Shortly after the blast, Christian aid organisation Samaritan's Purse announced it would be sending a team of humanitarian relief specialists to the city. "Working with a longtime church partner in the area, we are evaluating how we can best serve, potentially in the areas of emergency food, shelter, and medical care," the group said in an announcement. 

"The country and the people are devastated,” added Samaritan’s Purse President Franklin Graham. “Please pray for the families who lost loved ones and those who have been most impacted by this horrible incident.”

Speaking to Premier earlier this week, one pastor in Beirut said he was grateful to God that no one was in his church building at the time of the blast, as the premises was obliterated by the explosion's shockwave.

"I thank God no one was here because if it would be anyone here they would be dead because the windows flew from the side, from one wall to another wall, and took everything in between - the curtains, the air conditioning, the tables, the computers, the televisions," said Said Deeb of the 'Life Center' in Beirut. 

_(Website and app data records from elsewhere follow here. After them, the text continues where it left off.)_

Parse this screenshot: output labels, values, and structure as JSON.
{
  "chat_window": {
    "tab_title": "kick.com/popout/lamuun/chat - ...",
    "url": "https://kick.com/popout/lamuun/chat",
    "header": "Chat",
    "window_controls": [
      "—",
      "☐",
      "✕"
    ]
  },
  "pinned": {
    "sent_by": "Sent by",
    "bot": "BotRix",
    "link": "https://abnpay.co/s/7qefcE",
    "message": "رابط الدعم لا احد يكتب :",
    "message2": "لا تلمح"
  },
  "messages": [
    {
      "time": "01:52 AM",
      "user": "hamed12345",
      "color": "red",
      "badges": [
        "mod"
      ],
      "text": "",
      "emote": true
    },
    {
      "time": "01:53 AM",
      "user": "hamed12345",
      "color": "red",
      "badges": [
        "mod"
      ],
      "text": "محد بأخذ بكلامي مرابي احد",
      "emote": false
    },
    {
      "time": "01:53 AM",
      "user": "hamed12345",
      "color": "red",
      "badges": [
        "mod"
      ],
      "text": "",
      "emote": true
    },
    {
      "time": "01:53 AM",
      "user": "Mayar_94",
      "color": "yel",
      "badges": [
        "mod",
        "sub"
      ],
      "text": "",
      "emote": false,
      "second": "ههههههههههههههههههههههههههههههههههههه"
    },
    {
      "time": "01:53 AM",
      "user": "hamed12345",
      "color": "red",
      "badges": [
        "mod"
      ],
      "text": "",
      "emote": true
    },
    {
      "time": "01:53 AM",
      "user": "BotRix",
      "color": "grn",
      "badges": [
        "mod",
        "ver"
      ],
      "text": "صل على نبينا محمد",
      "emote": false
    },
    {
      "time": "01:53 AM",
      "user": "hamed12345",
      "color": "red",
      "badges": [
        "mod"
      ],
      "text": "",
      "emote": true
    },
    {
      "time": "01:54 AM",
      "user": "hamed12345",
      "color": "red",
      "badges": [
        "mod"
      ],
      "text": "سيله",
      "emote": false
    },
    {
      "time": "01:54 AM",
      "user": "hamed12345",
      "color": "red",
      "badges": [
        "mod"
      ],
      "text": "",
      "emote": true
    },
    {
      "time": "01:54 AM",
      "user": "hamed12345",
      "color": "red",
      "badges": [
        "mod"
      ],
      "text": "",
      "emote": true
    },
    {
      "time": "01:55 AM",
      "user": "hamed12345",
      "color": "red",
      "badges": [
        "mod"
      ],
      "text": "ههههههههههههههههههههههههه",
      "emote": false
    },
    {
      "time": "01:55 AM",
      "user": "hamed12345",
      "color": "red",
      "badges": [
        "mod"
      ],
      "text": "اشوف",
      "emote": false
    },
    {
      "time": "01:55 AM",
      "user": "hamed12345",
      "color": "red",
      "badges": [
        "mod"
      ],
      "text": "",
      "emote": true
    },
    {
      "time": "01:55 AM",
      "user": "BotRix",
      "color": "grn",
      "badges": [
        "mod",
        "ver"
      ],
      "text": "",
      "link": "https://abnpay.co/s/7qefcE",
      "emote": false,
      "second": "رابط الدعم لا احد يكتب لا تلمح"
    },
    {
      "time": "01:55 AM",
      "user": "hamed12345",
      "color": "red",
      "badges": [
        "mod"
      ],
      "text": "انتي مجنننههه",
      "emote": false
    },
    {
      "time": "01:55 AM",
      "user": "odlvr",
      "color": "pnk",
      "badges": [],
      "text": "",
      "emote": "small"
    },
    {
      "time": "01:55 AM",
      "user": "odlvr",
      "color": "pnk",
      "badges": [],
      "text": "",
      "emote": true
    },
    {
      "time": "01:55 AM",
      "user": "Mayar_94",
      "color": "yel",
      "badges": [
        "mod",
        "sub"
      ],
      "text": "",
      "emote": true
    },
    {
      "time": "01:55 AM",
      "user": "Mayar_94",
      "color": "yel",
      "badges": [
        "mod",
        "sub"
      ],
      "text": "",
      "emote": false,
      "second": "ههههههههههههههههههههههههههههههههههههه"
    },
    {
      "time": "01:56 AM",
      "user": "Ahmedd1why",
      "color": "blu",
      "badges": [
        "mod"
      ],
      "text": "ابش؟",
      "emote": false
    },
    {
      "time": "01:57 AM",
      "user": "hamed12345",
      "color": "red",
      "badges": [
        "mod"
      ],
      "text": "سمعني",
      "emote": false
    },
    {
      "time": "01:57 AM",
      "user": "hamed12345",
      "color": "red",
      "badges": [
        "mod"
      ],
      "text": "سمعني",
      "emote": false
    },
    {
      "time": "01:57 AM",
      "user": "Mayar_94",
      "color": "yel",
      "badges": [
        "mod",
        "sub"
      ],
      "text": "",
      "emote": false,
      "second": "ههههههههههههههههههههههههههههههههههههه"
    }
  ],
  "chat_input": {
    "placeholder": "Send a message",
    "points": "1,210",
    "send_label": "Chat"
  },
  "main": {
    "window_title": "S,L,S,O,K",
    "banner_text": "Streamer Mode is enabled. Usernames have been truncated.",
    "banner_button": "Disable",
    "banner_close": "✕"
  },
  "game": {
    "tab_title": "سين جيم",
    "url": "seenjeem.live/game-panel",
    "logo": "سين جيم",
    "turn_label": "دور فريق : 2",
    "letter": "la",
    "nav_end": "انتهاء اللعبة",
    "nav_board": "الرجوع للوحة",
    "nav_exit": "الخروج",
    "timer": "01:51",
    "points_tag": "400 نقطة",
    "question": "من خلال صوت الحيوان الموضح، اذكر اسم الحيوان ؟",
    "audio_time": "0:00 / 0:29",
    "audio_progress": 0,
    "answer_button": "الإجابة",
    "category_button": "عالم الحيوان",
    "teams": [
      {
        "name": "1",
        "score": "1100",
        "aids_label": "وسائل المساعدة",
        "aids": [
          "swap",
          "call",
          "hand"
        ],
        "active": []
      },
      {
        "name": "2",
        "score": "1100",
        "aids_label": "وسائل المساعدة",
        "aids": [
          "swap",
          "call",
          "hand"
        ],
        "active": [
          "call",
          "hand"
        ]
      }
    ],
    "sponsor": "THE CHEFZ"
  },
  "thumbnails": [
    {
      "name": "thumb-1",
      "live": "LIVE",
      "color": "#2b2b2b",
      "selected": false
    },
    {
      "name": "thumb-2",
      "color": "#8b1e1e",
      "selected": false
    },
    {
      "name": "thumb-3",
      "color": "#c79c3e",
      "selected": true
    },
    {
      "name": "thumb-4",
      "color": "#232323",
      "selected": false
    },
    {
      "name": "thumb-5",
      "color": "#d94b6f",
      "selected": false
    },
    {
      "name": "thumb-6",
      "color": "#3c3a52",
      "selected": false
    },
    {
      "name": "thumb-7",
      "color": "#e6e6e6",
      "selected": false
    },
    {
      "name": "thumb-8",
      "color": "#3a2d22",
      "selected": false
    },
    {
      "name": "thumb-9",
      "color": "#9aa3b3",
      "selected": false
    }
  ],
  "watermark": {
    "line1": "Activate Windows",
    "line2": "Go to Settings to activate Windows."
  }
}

"The church [is] without curtains, without windows, without doors. The cameras fell down, broke the TV screens - some of them still working - four or five big screens broke. The apartment of the church is without gates, without windows. You see holes in the wall, big holes but no metal, no aluminium, nothing. All the frames were removed." 

 

Continue the conversation on our Facebook page

A Monthly Gift Of £8 Makes A World Of Difference

In a world of fake news there’s never been a greater need for quality Christian journalism. Premier’s mission is to provide the Church with the most up to date and relevant news, told from a Christian perspective. But we can’t do it without you.

Unlike many websites we haven't put up a paywall — we want to keep our journalism free at the point of need and as open as we can. Premier’s news output takes a lot of time, money and hard work to produce. No one in the UK is sharing news like we are across radio, magazines and online so please help us to continue that today.

For a monthly gift of £8 or more we’d also be able to send you a free copy of the brand new Premier Bible, a wonderful Anglicised version of the NLT packed with exclusive bonus content, reading plan and resources to help you get the most out of scripture.

Your monthly support will make a world of difference. Thank you.

Set up a monthly gift

Related Articles

Sign up to our newsletter to stay informed with news from a Christian perspective.

Connect

Donate

Donate